(Saved data entries)

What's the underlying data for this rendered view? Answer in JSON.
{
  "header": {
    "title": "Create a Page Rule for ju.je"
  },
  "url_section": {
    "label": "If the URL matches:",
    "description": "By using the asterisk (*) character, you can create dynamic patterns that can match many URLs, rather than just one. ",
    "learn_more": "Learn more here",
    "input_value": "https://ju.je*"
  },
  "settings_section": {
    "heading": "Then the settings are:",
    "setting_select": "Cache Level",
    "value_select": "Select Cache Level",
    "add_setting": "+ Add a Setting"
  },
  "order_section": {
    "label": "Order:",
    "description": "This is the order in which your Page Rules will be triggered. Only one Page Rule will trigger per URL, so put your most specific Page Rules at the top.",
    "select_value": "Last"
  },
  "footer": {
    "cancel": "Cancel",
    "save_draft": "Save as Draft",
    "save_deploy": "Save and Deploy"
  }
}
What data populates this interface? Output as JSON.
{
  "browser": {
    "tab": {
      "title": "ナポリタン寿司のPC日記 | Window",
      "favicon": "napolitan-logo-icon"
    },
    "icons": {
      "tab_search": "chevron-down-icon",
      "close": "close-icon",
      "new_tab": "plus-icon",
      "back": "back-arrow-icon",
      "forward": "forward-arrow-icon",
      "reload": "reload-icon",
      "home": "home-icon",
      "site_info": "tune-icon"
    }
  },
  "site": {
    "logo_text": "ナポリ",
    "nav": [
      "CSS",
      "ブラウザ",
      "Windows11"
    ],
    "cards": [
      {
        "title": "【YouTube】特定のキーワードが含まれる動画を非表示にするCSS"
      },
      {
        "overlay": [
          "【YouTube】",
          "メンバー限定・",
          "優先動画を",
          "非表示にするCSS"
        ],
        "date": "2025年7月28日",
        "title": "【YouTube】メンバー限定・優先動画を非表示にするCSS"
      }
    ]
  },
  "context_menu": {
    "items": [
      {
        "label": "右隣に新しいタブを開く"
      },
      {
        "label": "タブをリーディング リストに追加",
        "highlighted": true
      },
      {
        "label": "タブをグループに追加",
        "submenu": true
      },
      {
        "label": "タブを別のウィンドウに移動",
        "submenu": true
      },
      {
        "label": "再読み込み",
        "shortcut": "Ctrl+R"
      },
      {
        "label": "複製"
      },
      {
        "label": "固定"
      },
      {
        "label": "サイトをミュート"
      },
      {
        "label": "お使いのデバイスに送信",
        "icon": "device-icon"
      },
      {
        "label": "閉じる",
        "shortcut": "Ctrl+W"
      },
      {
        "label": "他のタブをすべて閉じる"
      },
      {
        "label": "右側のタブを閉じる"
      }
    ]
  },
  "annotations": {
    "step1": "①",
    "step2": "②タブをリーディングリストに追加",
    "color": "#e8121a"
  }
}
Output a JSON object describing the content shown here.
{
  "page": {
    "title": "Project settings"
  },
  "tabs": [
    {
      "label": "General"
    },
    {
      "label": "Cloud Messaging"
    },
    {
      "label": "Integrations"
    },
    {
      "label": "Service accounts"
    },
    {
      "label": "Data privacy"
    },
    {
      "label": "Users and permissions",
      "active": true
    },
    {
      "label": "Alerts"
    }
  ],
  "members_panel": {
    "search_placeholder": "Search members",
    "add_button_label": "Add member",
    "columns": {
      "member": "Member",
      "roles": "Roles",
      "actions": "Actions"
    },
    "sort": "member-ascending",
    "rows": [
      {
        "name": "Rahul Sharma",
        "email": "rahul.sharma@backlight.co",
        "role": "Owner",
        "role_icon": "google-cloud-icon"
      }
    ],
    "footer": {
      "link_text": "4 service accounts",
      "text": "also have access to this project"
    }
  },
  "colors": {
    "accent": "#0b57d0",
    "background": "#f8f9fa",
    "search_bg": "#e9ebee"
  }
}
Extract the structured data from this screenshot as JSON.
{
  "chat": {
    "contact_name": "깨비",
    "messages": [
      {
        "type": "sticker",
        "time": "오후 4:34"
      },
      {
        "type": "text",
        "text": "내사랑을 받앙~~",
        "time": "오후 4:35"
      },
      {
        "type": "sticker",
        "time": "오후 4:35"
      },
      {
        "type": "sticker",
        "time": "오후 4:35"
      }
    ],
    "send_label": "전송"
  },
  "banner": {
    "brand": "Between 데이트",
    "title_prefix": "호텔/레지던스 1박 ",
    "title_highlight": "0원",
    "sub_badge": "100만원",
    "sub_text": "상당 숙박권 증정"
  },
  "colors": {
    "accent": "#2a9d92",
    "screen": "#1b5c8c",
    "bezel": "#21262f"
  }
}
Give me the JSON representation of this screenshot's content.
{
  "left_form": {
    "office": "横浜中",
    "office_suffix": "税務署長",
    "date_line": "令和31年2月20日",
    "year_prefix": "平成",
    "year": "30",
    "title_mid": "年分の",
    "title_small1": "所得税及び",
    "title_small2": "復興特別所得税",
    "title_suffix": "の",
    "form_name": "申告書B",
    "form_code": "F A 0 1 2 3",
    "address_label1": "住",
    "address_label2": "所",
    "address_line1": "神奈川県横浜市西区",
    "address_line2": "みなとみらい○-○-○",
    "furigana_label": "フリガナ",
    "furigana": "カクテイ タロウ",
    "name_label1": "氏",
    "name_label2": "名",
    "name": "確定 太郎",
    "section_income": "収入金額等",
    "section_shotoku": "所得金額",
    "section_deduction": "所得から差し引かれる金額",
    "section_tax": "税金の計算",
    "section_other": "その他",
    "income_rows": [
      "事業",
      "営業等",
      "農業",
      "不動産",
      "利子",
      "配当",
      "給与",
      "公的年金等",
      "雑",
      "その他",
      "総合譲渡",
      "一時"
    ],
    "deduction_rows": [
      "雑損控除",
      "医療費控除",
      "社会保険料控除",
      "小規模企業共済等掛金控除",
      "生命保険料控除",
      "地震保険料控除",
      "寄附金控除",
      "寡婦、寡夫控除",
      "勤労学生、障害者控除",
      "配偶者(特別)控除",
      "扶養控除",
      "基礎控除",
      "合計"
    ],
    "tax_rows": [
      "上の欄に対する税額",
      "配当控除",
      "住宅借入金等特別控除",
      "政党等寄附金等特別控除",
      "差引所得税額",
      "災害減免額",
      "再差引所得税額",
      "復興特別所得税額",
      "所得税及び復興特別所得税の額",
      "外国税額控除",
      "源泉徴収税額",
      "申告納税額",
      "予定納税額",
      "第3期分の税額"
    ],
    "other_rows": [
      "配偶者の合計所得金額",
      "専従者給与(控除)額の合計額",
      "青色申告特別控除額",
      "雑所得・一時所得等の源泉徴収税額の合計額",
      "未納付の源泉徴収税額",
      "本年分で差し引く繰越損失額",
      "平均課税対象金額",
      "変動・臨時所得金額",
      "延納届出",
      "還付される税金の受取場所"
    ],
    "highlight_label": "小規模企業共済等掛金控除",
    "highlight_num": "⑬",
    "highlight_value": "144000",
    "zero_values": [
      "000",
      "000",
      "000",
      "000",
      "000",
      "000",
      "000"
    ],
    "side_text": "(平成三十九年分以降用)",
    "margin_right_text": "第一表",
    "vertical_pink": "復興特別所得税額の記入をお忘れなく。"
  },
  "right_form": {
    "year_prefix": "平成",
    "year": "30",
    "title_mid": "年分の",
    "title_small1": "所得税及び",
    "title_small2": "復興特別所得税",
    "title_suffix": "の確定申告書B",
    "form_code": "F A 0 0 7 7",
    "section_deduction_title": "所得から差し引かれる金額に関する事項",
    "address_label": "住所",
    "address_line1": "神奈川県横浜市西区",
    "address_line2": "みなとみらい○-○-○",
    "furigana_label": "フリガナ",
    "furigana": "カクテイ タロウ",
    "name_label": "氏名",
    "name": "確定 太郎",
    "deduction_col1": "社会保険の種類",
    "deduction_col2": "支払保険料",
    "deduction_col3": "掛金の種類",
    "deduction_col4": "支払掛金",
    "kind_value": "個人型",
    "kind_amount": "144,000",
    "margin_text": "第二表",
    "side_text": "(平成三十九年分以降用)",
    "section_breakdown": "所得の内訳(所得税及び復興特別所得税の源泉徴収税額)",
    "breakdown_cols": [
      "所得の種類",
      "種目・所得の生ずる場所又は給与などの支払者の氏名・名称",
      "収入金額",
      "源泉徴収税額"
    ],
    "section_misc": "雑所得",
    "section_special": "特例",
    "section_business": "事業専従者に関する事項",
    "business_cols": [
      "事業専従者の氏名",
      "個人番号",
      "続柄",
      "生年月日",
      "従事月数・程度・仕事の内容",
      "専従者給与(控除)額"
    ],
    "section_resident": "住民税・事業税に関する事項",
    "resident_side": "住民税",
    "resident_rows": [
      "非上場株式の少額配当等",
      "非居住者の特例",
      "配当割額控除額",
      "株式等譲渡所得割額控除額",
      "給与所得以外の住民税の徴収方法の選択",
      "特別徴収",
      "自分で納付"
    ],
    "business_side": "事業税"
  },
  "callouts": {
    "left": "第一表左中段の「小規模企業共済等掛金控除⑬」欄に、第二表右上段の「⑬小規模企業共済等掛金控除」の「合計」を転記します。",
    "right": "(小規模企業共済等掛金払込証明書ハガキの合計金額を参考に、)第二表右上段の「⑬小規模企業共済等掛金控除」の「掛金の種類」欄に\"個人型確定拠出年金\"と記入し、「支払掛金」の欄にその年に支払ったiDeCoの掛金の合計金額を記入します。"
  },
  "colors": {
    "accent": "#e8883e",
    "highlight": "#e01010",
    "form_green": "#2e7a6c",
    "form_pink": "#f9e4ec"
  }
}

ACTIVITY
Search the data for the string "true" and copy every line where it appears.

RESPONSE AREA
        "highlighted": true
        "submenu": true
        "submenu": true
      "active": true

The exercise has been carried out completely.